I’m not one for New Years resolutions, but I enjoy the opportunity for reflection that the closing of one year and the beginning of a new one seems to allow.
In 2010, I traveled to Australia to the first time. The February trip was a lot of work, surf, sun, and important lessons.
Next up was North Carolina, to visit my friend who always jokes that she is “studying abroad” there.
My 25th birthday was spent at a lowkey wine bar in Santa Monica, where I had lived for quite some time, with friends I have loved for many years. Wonderful people, good wine and Santa Monica sunsets can make anyone think about staying forever.
May brought more celebrations and a family trip to the Grand Canyon.
But in June, I got the push (ok, shove) I needed. I spent a few days on those Santa Monica beaches, prepared an application to graduate school in Italy, and started seriously considering an international move.
It was a lot to think about, so I hopped in the car for a roadtrip to San Francisco, and then back down the California coast.
A California girl, through and through, I headed north once more for a weekend of wine tasting in Napa. (Plus maybe just a little bit of gambling in Tahoe).
Then, while I was fighting for a student visa and dichriazione di valore, I was lucky enough to be in Florida for my great-grandfather’s 100th birthday.
A few days, and a short trip with my mama to the Bahamas later, I had my life packed into two suitcases, bound for Rome.
In the past three months, I’ve learned a little bit of a new language, studied the international topics that I am passionate about, traveled to North Africa for the first time, gotten lost MANY times, and met absolutely amazing people from all over the world. I certainly would not have guessed that I would spend some of Christmas day trying to explain to a friend from Uganda that, in the US, we give our dogs clothes for Christmas.
So here I am, getting ready to celebrate Capodanno in Rome, with one of my oldest and dearest friends, as well as with a whole group of our newest friends.
But there was a moment this year, when and I had just gotten back from Morocco, my hair was a mess, my hands were covered in henna, my scarf was askew and I was in a huge rush to leave my apartment in Rome to make it to an economic conference with the President of Italy, when I caught a glimpse of myself in the mirror and thought, “What am I doing right now?”
As crazy as it sounds, I’m doing exactly what I am supposed to be doing, but if you had told me last New Years Eve that ANY of this would be in store for me in 2010, I never would have believed you.

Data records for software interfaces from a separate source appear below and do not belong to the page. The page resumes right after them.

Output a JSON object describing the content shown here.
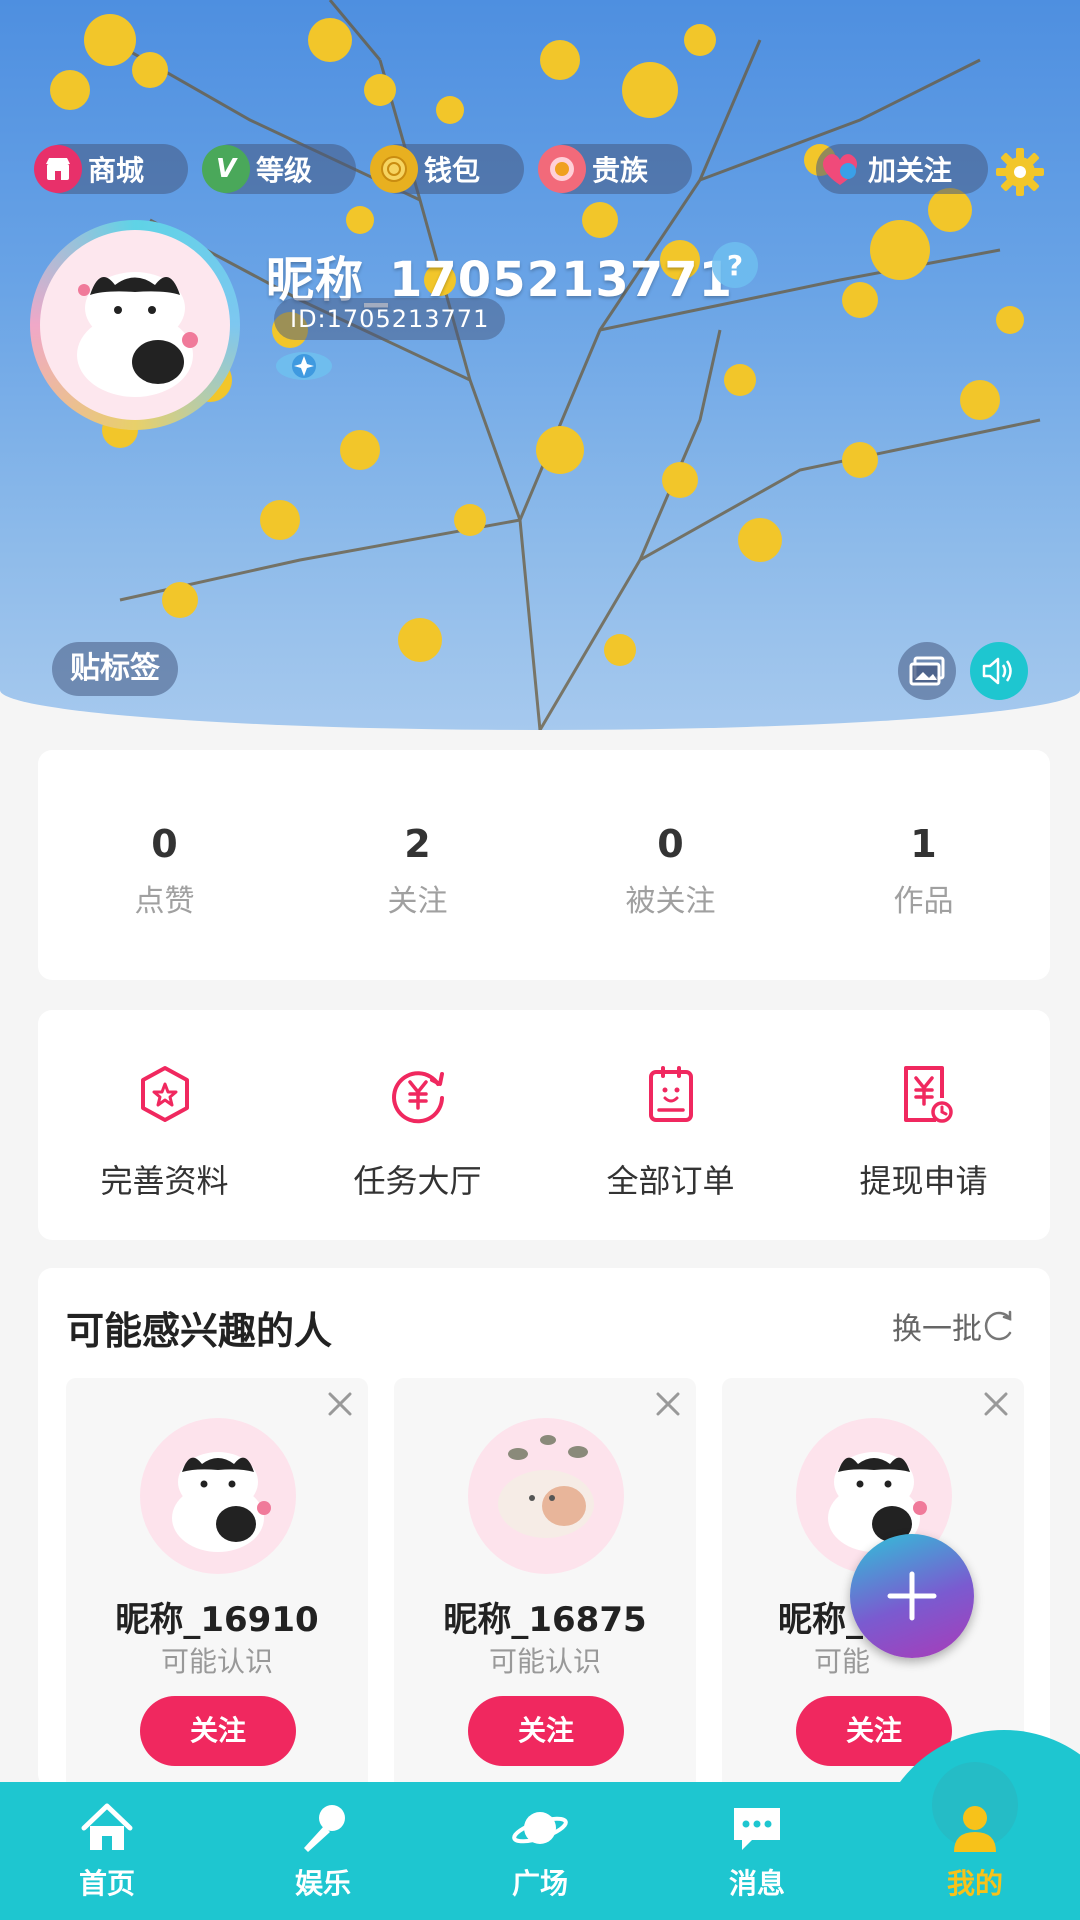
{
  "hero": {
    "pills": {
      "shop": "商城",
      "level": "等级",
      "level_glyph": "V",
      "wallet": "钱包",
      "noble": "贵族",
      "follow": "加关注"
    },
    "nickname": "昵称_1705213771",
    "help_glyph": "?",
    "user_id": "ID:1705213771",
    "tag_button": "贴标签"
  },
  "stats": [
    {
      "value": "0",
      "label": "点赞"
    },
    {
      "value": "2",
      "label": "关注"
    },
    {
      "value": "0",
      "label": "被关注"
    },
    {
      "value": "1",
      "label": "作品"
    }
  ],
  "actions": [
    {
      "label": "完善资料",
      "icon": "profile-star-icon"
    },
    {
      "label": "任务大厅",
      "icon": "yuan-refresh-icon"
    },
    {
      "label": "全部订单",
      "icon": "order-clipboard-icon"
    },
    {
      "label": "提现申请",
      "icon": "withdraw-bill-icon"
    }
  ],
  "recommend": {
    "title": "可能感兴趣的人",
    "refresh": "换一批",
    "people": [
      {
        "name": "昵称_16910",
        "sub": "可能认识",
        "follow": "关注"
      },
      {
        "name": "昵称_16875",
        "sub": "可能认识",
        "follow": "关注"
      },
      {
        "name": "昵称_",
        "sub": "可能",
        "follow": "关注"
      }
    ]
  },
  "tabbar": {
    "items": [
      {
        "label": "首页",
        "icon": "home-icon"
      },
      {
        "label": "娱乐",
        "icon": "microphone-icon"
      },
      {
        "label": "广场",
        "icon": "planet-icon"
      },
      {
        "label": "消息",
        "icon": "message-icon"
      },
      {
        "label": "我的",
        "icon": "user-icon"
      }
    ],
    "active": "我的"
  },
  "colors": {
    "accent": "#f0285f",
    "tabbar": "#1ec6d0",
    "active_tab": "#f7c21a"
  }
}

If there is something you want to do in 2011, do it. If there is somewhere you want to move in 2011, move there. If there is a person you want to be in 2011, become that version of yourself.
Buon anno! Tanti auguri! May 2011 be more than you ever dreamed it could be.
8 thoughts on “Ciao, 2010!”
This is one of my fav posts! Love the last lines for some reason..
Happy New Year, rubita!! Enjoy all the new adventures 2011 will bring! Un besito gordo.
Have a great New Year with lots of lovely travel. I did a review of my travels last year also. When you look back is reminds you how far you went.
WOW! What a year. I think you MIGHT have the travel bug. You might want to have that looked at by a profficional. It is possible to live with as long as you maintain a steady diet of sun, postcard writing, food experimentation, and adventure…with a side of healthy picture taking. Good luck to you.
I’m still smiling…
Wow! You’re talking to me. I’m an American who has been living in latin countries for the past 11 years. I’m 26. Without making any plans for a change…the thought of Italy came to my mind during the New Year vacations and I’m determined to go there. That is exactly what I want to do for 2011. I came across your blog looking up Italy. Do you have any tips on how I can aquire a working visa? I hear it’s impossible. But impossible doesn’t dissuade me. If you have any info, I’d appreciate it.
They’re tricky, but not impossible. I’m not going to lie, most of the people I know that work in Italy, don’t have their papers, so there are lots of employers that are sketchy enough to work around them. Start contacting companies and applying now, because it’s actually easier to get the work permit before you’re in Italy. Try schools that hire international mother-tongue English speakers, as well as corporations that have offices outside of Italy. They tend to have more experience hiring non-Italian workers.
Good luck! All the work will be worth it once you’re in Italia!
While I realize that this was posted quite a while ago, I think this is an appropriate post to comment on. Ten months ago, my family and I decided we wanted to move to Rome. To prepare for the big trip, I looked for any and all blogs about living in Italy, or more specifically, Rome. And I found your blog.
Just thought you should know that we are leaving the US in two weeks, and your blog has been wonderful for keeping us inspired 🙂
Thank you so much!
Thanks so much for your comment! I hope you have an amazing time here in Rome and I am so glad to here the blog was a bit of help.